You should add face masks to your essential packing guide. But, if you forget an extra supply, most shops and ‘farmacias’ sell face masks – and by law the usual face masks cannot be sold for more than €0.96 each, with most shops selling them much cheaper.
Cyclists Are Welcome in Barcelona
Though you should respect social distancing rules when out and about (a minimum of 1.5 metres), the Catalan regional government is taking measures to increase travel by bike and by foot. More streets have been reclaimed as safe for pedestrians and cyclists, with many closed to traffic during the weekends through to the autumn. Barcelona’s cycle hire or ‘Bicing’ has been reopened, with special hygiene measures and 57 new cycle hire stations and a network of safe cycling routes.
You’ll Be Washing Your Hands Often
When entering bars and restaurants, and many other public places, you are likely to be welcomed with a handheld digital thermometer. If your temperature is high, you will not be allowed to access the facility, and the authorities may be called as a precaution. You’ll also need to use hand sanitiser before you enter, and there will be sanitiser on the table for you to use. While the rules on approaching the bar have now been relaxed, many establishments still insist on table service. You waiter or waitress will be wearing a mask and gloves – so listen hard and give them a break: they are working under tough conditions and really want you to have a good time.
To Take in the Culture, You Need to Book
Another change you will notice is that municipal facilities – like art galleries, museums, and other cultural centres – have new maximum capacities of only one third previous capacity. This restricts the number of people allowed to enter. If you intend to visit any of these places, you should consider booking to avoid disappointment.

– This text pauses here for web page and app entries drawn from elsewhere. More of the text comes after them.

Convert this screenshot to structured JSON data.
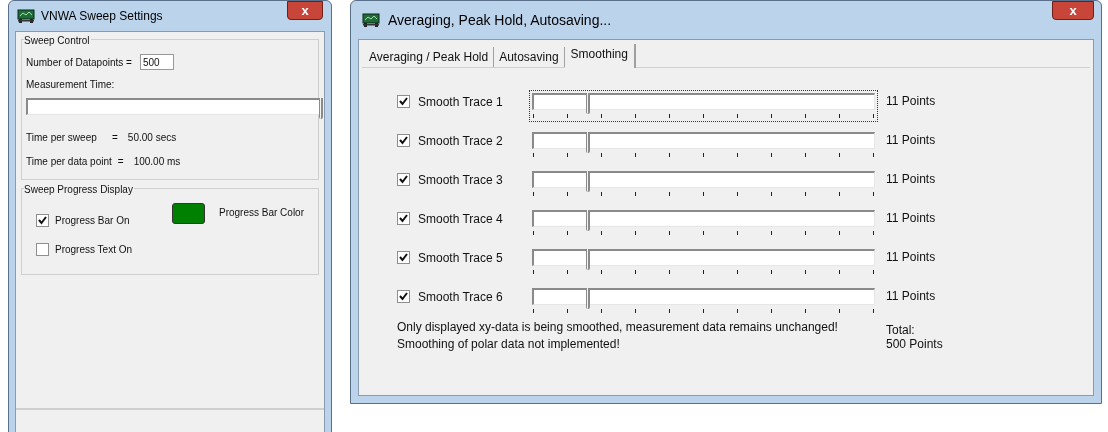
{
  "sweep_window": {
    "title": "VNWA Sweep Settings",
    "close": "x",
    "sweep_control": {
      "label": "Sweep Control",
      "datapoints_label": "Number of Datapoints =",
      "datapoints_value": "500",
      "measurement": {
        "label": "Measurement Time:",
        "level": 1
      },
      "times": [
        {
          "label": "Time per sweep",
          "eq": "=",
          "value": "50.00 secs"
        },
        {
          "label": "Time per data point",
          "eq": "=",
          "value": "100.00 ms"
        }
      ]
    },
    "progress_display": {
      "label": "Sweep Progress Display",
      "checkboxes": [
        {
          "label": "Progress Bar On",
          "checked": true
        },
        {
          "label": "Progress Text On",
          "checked": false
        }
      ],
      "swatch": {
        "color": "#008000"
      },
      "bar_color_label": "Progress Bar Color"
    }
  },
  "averaging_window": {
    "title": "Averaging, Peak Hold, Autosaving...",
    "close": "x",
    "tabs": [
      {
        "label": "Averaging / Peak Hold",
        "selected": false
      },
      {
        "label": "Autosaving",
        "selected": false
      },
      {
        "label": "Smoothing",
        "selected": true
      }
    ],
    "traces": [
      {
        "label": "Smooth Trace 1",
        "checked": true,
        "level": 0.16,
        "reading": "11 Points",
        "focused": true
      },
      {
        "label": "Smooth Trace 2",
        "checked": true,
        "level": 0.16,
        "reading": "11 Points",
        "focused": false
      },
      {
        "label": "Smooth Trace 3",
        "checked": true,
        "level": 0.16,
        "reading": "11 Points",
        "focused": false
      },
      {
        "label": "Smooth Trace 4",
        "checked": true,
        "level": 0.16,
        "reading": "11 Points",
        "focused": false
      },
      {
        "label": "Smooth Trace 5",
        "checked": true,
        "level": 0.16,
        "reading": "11 Points",
        "focused": false
      },
      {
        "label": "Smooth Trace 6",
        "checked": true,
        "level": 0.16,
        "reading": "11 Points",
        "focused": false
      }
    ],
    "notes": [
      "Only displayed xy-data is being smoothed, measurement data remains unchanged!",
      "Smoothing of polar data not implemented!"
    ],
    "total_label": "Total:",
    "total_value": "500 Points"
  }
}
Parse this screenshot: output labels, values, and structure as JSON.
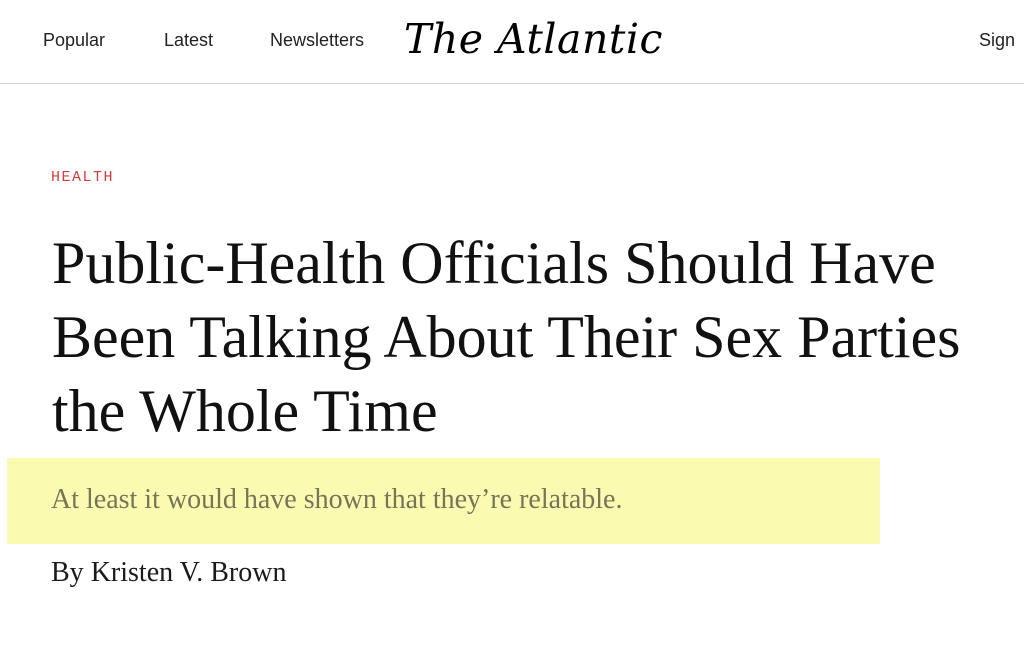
{
  "nav": {
    "popular": "Popular",
    "latest": "Latest",
    "newsletters": "Newsletters",
    "logo": "The Atlantic",
    "sign_in": "Sign"
  },
  "article": {
    "section": "HEALTH",
    "headline": "Public-Health Officials Should Have Been Talking About Their Sex Parties the Whole Time",
    "dek": "At least it would have shown that they’re relatable.",
    "byline_prefix": "By ",
    "author": "Kristen V. Brown"
  },
  "colors": {
    "section_label": "#d83a3a",
    "highlight": "#fafab1",
    "dek_text": "#75755a"
  }
}
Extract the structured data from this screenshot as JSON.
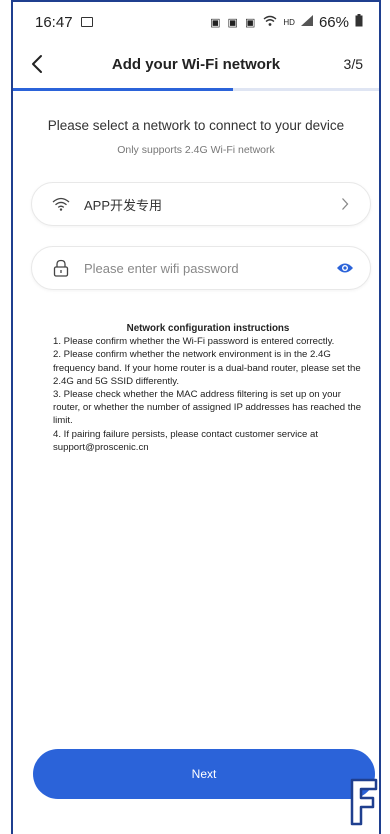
{
  "status_bar": {
    "time": "16:47",
    "network_label": "HD",
    "battery": "66%"
  },
  "header": {
    "title": "Add your Wi-Fi network",
    "step": "3/5",
    "progress": 0.6
  },
  "prompt": {
    "title": "Please select a network to connect to your device",
    "subtitle": "Only supports 2.4G Wi-Fi network"
  },
  "network_field": {
    "ssid": "APP开发专用"
  },
  "password_field": {
    "placeholder": "Please enter wifi password"
  },
  "instructions": {
    "title": "Network configuration instructions",
    "items": [
      "1. Please confirm whether the Wi-Fi password is entered correctly.",
      "2. Please confirm whether the network environment is in the 2.4G frequency band. If your home router is a dual-band router, please set the 2.4G and 5G SSID differently.",
      "3. Please check whether the MAC address filtering is set up on your router, or whether the number of assigned IP addresses has reached the limit.",
      "4. If pairing failure persists, please contact customer service at support@proscenic.cn"
    ]
  },
  "next_button": {
    "label": "Next"
  },
  "colors": {
    "accent": "#2b63d9",
    "frame": "#1f3f8f"
  }
}
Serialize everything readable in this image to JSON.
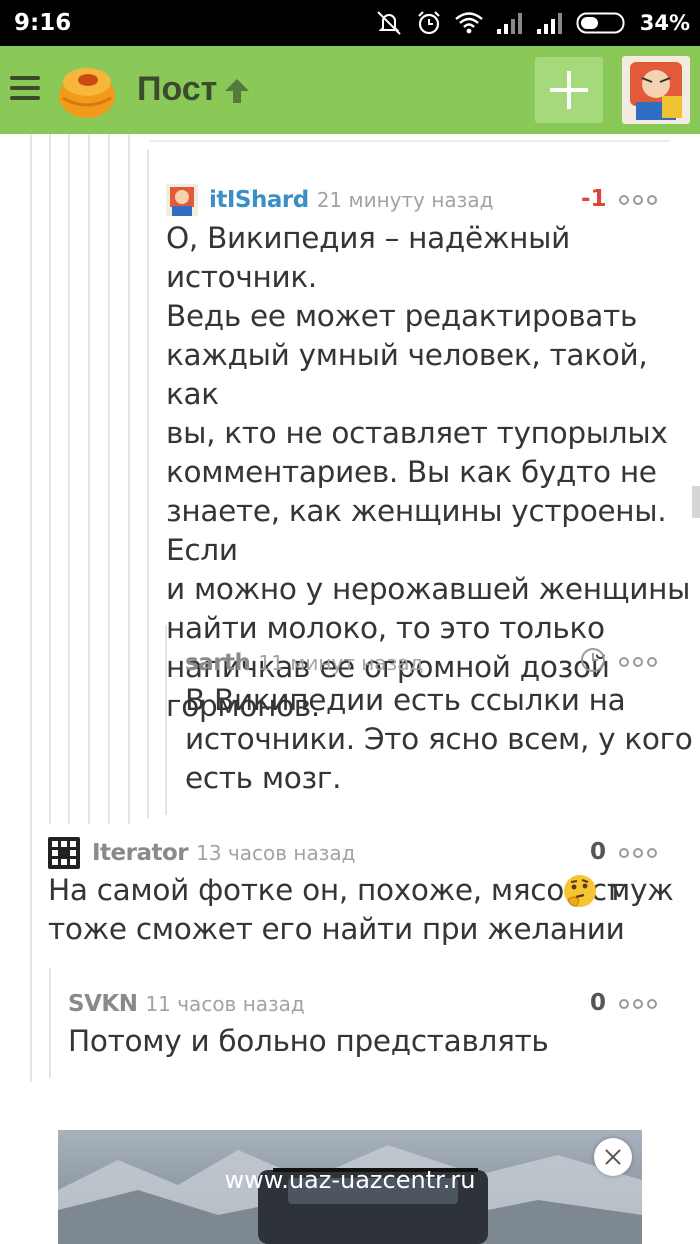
{
  "status_bar": {
    "time": "9:16",
    "battery": "34%",
    "icons": [
      "mute-icon",
      "alarm-icon",
      "wifi-icon",
      "signal-icon",
      "signal-icon",
      "battery-icon"
    ]
  },
  "app_bar": {
    "title": "Пост",
    "accent_color": "#8ac858",
    "icons": [
      "menu-icon",
      "logo-icon",
      "up-arrow-icon",
      "plus-icon",
      "avatar"
    ]
  },
  "comments": [
    {
      "author": "itIShard",
      "time": "21 минуту назад",
      "rating": "-1",
      "text": [
        "О, Википедия – надёжный источник.",
        "Ведь ее может редактировать",
        "каждый умный человек, такой, как",
        "вы, кто не оставляет тупорылых",
        "комментариев. Вы как будто не",
        "знаете, как женщины устроены. Если",
        "и можно у нерожавшей женщины",
        "найти молоко, то это только",
        "напичкав ее огромной дозой",
        "гормонов."
      ]
    },
    {
      "author": "sarth",
      "time": "11 минут назад",
      "text": [
        "В Википедии есть ссылки на",
        "источники. Это ясно всем, у кого",
        "есть мозг."
      ]
    },
    {
      "author": "Iterator",
      "time": "13 часов назад",
      "rating": "0",
      "text": [
        "На самой фотке он, похоже, мясо ест",
        "тоже сможет его найти при желании"
      ],
      "text_suffix": "муж"
    },
    {
      "author": "SVKN",
      "time": "11 часов назад",
      "rating": "0",
      "text": [
        "Потому и больно представлять"
      ]
    }
  ],
  "ad": {
    "url": "www.uaz-uazcentr.ru"
  }
}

Your visits will be different, too. There will be no interactive displays, you will, of course, need to wear a mask, and there will be extra protective screening and signposting for queues. You’ll also notice more cleaning taking place, and this may limit the areas you can access.
Be Beach Aware
There are strict social distance rules on Catalonia’s beaches. You’ll be able to swim, but will need to remain 1.5 metres away from other bathers. You won’t be allowed to sit within 6 metres of water’s edge, and you won’t be able to set up impromptu group sports or games.
The beaches are cleaned every evening, which means there may be restrictions on how long you can stay at the beach. And, yes, there are strict rules as to how close you can sit to other people on the beach (some beaches may be marked out).
If the capacity of the beach has been reached, you will be either turned away or asked to leave.
Cycling On the Road, There Is Little Difference
When you are on the road, cycling with the sun on your back and the wind in your hair, you’ll find little difference to your experience. You’ll still need to abide by the rules as you would before the coronavirus lockdown and the new normal (such as the cycle helmet laws). When stopping overnight during your tour, you’ll find our villas have been sanitised especially for your comfort and safety. If you abide by the new rules, you’ll enjoy your Catalonia cycling tour just as much as you would have done before this mad world closed down!
There is one last piece of advice, though. The rules can change at any time. A couple of days before you leave your home for the cycling tour of a lifetime in Spain, contact us. We’ll make sure that you have the most up-to-date info so that you have a fantastic cycling experience in this wonderful part of the world. If you haven’t booked your cycling holiday in Spain yet, send us a message or call us on 0034 672 974 559.